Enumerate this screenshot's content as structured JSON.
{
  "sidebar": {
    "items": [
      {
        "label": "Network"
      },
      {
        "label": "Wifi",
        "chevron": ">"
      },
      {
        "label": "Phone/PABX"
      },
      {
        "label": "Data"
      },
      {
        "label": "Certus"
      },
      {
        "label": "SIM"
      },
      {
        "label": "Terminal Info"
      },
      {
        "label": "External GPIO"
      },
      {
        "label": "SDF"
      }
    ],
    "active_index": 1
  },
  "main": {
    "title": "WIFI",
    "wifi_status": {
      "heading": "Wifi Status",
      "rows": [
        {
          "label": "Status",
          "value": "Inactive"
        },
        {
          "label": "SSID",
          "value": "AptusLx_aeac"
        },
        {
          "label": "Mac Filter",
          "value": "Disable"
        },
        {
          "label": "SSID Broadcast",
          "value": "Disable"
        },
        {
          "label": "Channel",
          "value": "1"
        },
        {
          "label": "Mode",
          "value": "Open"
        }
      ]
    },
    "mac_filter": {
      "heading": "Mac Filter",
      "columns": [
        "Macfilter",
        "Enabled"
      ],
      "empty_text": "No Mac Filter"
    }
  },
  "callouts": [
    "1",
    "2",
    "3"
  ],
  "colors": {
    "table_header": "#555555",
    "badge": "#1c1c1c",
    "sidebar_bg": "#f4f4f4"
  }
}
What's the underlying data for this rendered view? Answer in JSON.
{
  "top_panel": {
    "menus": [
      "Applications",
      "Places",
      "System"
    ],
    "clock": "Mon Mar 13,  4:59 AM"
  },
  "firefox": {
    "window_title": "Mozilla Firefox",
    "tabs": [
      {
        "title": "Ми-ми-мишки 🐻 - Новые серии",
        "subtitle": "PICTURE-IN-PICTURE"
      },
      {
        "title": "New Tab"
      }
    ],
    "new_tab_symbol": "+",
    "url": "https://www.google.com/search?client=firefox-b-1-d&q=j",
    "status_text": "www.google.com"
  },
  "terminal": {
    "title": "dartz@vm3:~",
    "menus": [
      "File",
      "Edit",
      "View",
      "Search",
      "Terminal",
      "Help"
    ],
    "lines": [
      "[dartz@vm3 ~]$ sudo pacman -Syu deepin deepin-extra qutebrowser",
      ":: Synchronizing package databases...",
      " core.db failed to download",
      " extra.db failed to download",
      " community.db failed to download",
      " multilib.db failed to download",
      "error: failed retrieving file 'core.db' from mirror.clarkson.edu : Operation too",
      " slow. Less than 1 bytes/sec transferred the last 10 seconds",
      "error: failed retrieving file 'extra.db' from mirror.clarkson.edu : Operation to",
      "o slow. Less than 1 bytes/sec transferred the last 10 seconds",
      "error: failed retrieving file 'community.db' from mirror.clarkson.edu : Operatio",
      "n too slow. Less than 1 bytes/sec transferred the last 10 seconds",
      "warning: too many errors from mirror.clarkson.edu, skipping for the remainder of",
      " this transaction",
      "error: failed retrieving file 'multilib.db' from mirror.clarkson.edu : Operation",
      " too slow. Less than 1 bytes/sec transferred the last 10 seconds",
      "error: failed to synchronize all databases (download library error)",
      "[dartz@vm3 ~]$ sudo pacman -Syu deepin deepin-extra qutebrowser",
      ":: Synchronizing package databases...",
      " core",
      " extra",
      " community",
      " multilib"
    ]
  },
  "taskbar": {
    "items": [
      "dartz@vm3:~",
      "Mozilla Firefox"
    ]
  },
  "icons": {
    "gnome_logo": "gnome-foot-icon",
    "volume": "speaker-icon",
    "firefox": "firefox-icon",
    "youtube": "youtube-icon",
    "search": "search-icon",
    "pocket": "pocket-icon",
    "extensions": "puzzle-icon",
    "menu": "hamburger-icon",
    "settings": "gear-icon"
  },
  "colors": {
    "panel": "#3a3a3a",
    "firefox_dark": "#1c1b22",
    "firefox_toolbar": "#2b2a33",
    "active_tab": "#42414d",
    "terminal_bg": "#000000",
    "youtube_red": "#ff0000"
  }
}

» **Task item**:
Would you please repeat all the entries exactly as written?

» **Exercise answer**:
Enumerate this screenshot's content as structured JSON.
{
  "sidebar": {
    "items": [
      {
        "label": "Network"
      },
      {
        "label": "Wifi",
        "chevron": ">"
      },
      {
        "label": "Phone/PABX"
      },
      {
        "label": "Data"
      },
      {
        "label": "Certus"
      },
      {
        "label": "SIM"
      },
      {
        "label": "Terminal Info"
      },
      {
        "label": "External GPIO"
      },
      {
        "label": "SDF"
      }
    ],
    "active_index": 1
  },
  "main": {
    "title": "WIFI",
    "wifi_status": {
      "heading": "Wifi Status",
      "rows": [
        {
          "label": "Status",
          "value": "Inactive"
        },
        {
          "label": "SSID",
          "value": "AptusLx_aeac"
        },
        {
          "label": "Mac Filter",
          "value": "Disable"
        },
        {
          "label": "SSID Broadcast",
          "value": "Disable"
        },
        {
          "label": "Channel",
          "value": "1"
        },
        {
          "label": "Mode",
          "value": "Open"
        }
      ]
    },
    "mac_filter": {
      "heading": "Mac Filter",
      "columns": [
        "Macfilter",
        "Enabled"
      ],
      "empty_text": "No Mac Filter"
    }
  },
  "callouts": [
    "1",
    "2",
    "3"
  ],
  "colors": {
    "table_header": "#555555",
    "badge": "#1c1c1c",
    "sidebar_bg": "#f4f4f4"
  }
}
What's the underlying data for this rendered view? Answer in JSON.
{
  "top_panel": {
    "menus": [
      "Applications",
      "Places",
      "System"
    ],
    "clock": "Mon Mar 13,  4:59 AM"
  },
  "firefox": {
    "window_title": "Mozilla Firefox",
    "tabs": [
      {
        "title": "Ми-ми-мишки 🐻 - Новые серии",
        "subtitle": "PICTURE-IN-PICTURE"
      },
      {
        "title": "New Tab"
      }
    ],
    "new_tab_symbol": "+",
    "url": "https://www.google.com/search?client=firefox-b-1-d&q=j",
    "status_text": "www.google.com"
  },
  "terminal": {
    "title": "dartz@vm3:~",
    "menus": [
      "File",
      "Edit",
      "View",
      "Search",
      "Terminal",
      "Help"
    ],
    "lines": [
      "[dartz@vm3 ~]$ sudo pacman -Syu deepin deepin-extra qutebrowser",
      ":: Synchronizing package databases...",
      " core.db failed to download",
      " extra.db failed to download",
      " community.db failed to download",
      " multilib.db failed to download",
      "error: failed retrieving file 'core.db' from mirror.clarkson.edu : Operation too",
      " slow. Less than 1 bytes/sec transferred the last 10 seconds",
      "error: failed retrieving file 'extra.db' from mirror.clarkson.edu : Operation to",
      "o slow. Less than 1 bytes/sec transferred the last 10 seconds",
      "error: failed retrieving file 'community.db' from mirror.clarkson.edu : Operatio",
      "n too slow. Less than 1 bytes/sec transferred the last 10 seconds",
      "warning: too many errors from mirror.clarkson.edu, skipping for the remainder of",
      " this transaction",
      "error: failed retrieving file 'multilib.db' from mirror.clarkson.edu : Operation",
      " too slow. Less than 1 bytes/sec transferred the last 10 seconds",
      "error: failed to synchronize all databases (download library error)",
      "[dartz@vm3 ~]$ sudo pacman -Syu deepin deepin-extra qutebrowser",
      ":: Synchronizing package databases...",
      " core",
      " extra",
      " community",
      " multilib"
    ]
  },
  "taskbar": {
    "items": [
      "dartz@vm3:~",
      "Mozilla Firefox"
    ]
  },
  "icons": {
    "gnome_logo": "gnome-foot-icon",
    "volume": "speaker-icon",
    "firefox": "firefox-icon",
    "youtube": "youtube-icon",
    "search": "search-icon",
    "pocket": "pocket-icon",
    "extensions": "puzzle-icon",
    "menu": "hamburger-icon",
    "settings": "gear-icon"
  },
  "colors": {
    "panel": "#3a3a3a",
    "firefox_dark": "#1c1b22",
    "firefox_toolbar": "#2b2a33",
    "active_tab": "#42414d",
    "terminal_bg": "#000000",
    "youtube_red": "#ff0000"
  }
}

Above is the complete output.